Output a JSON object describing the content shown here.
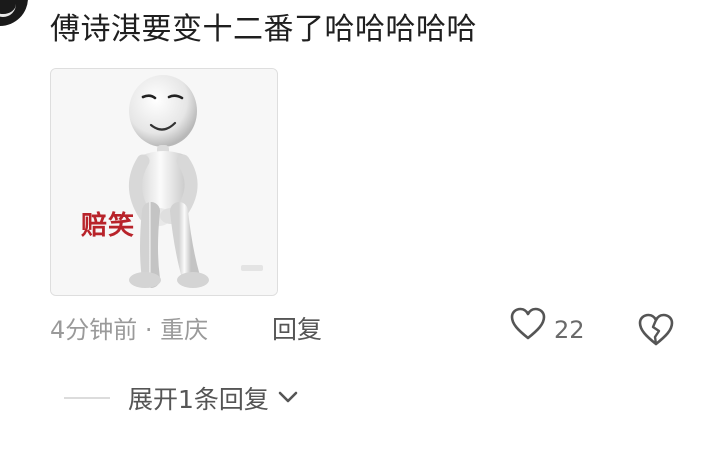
{
  "comment": {
    "text": "傅诗淇要变十二番了哈哈哈哈哈",
    "sticker": {
      "caption": "赔笑",
      "caption_color": "#b8232a",
      "icon": "smiling-3d-figure"
    }
  },
  "meta": {
    "time_location": "4分钟前 · 重庆",
    "reply_label": "回复",
    "like_count": "22"
  },
  "replies": {
    "expand_label": "展开1条回复"
  },
  "icons": {
    "like": "heart-outline-icon",
    "dislike": "broken-heart-icon",
    "expand": "chevron-down-icon"
  }
}
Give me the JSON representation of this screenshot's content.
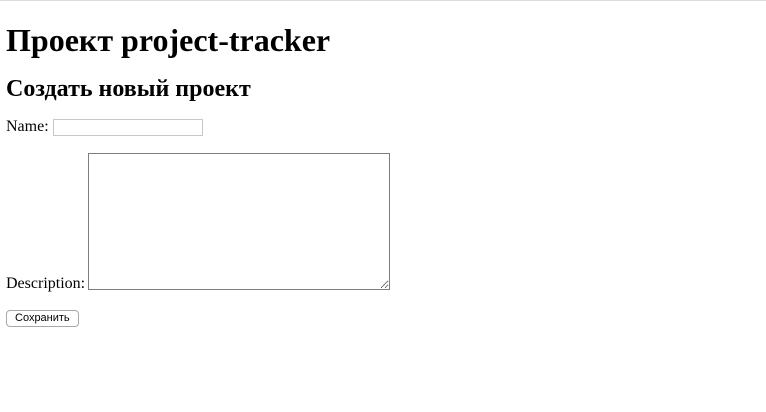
{
  "page": {
    "title": "Проект project-tracker",
    "subtitle": "Создать новый проект"
  },
  "form": {
    "name_label": "Name:",
    "name_value": "",
    "description_label": "Description:",
    "description_value": "",
    "submit_label": "Сохранить"
  }
}
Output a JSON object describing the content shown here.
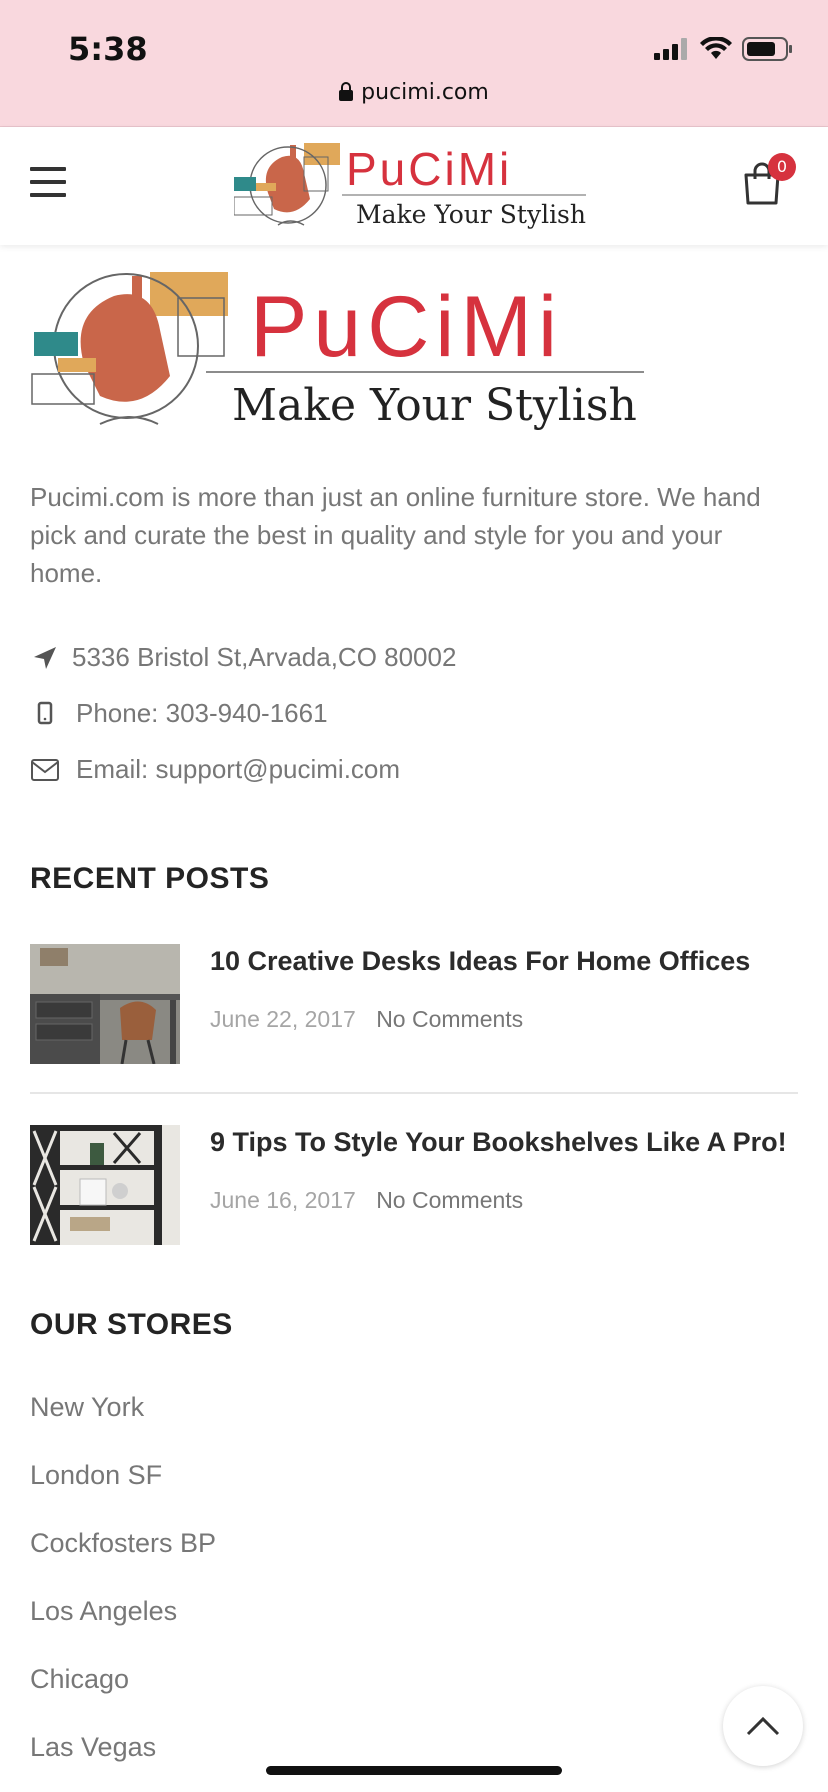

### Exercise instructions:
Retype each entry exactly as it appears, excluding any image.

### Response area:
Output a JSON object describing the content shown here.
{
  "comment": {
    "text": "傅诗淇要变十二番了哈哈哈哈哈",
    "sticker": {
      "caption": "赔笑",
      "caption_color": "#b8232a",
      "icon": "smiling-3d-figure"
    }
  },
  "meta": {
    "time_location": "4分钟前 · 重庆",
    "reply_label": "回复",
    "like_count": "22"
  },
  "replies": {
    "expand_label": "展开1条回复"
  },
  "icons": {
    "like": "heart-outline-icon",
    "dislike": "broken-heart-icon",
    "expand": "chevron-down-icon"
  }
}
Give me the JSON representation of this screenshot's content.
{
  "page": {
    "title": "Проект project-tracker",
    "subtitle": "Создать новый проект"
  },
  "form": {
    "name_label": "Name:",
    "name_value": "",
    "description_label": "Description:",
    "description_value": "",
    "submit_label": "Сохранить"
  }
}
Output a JSON object describing the content shown here.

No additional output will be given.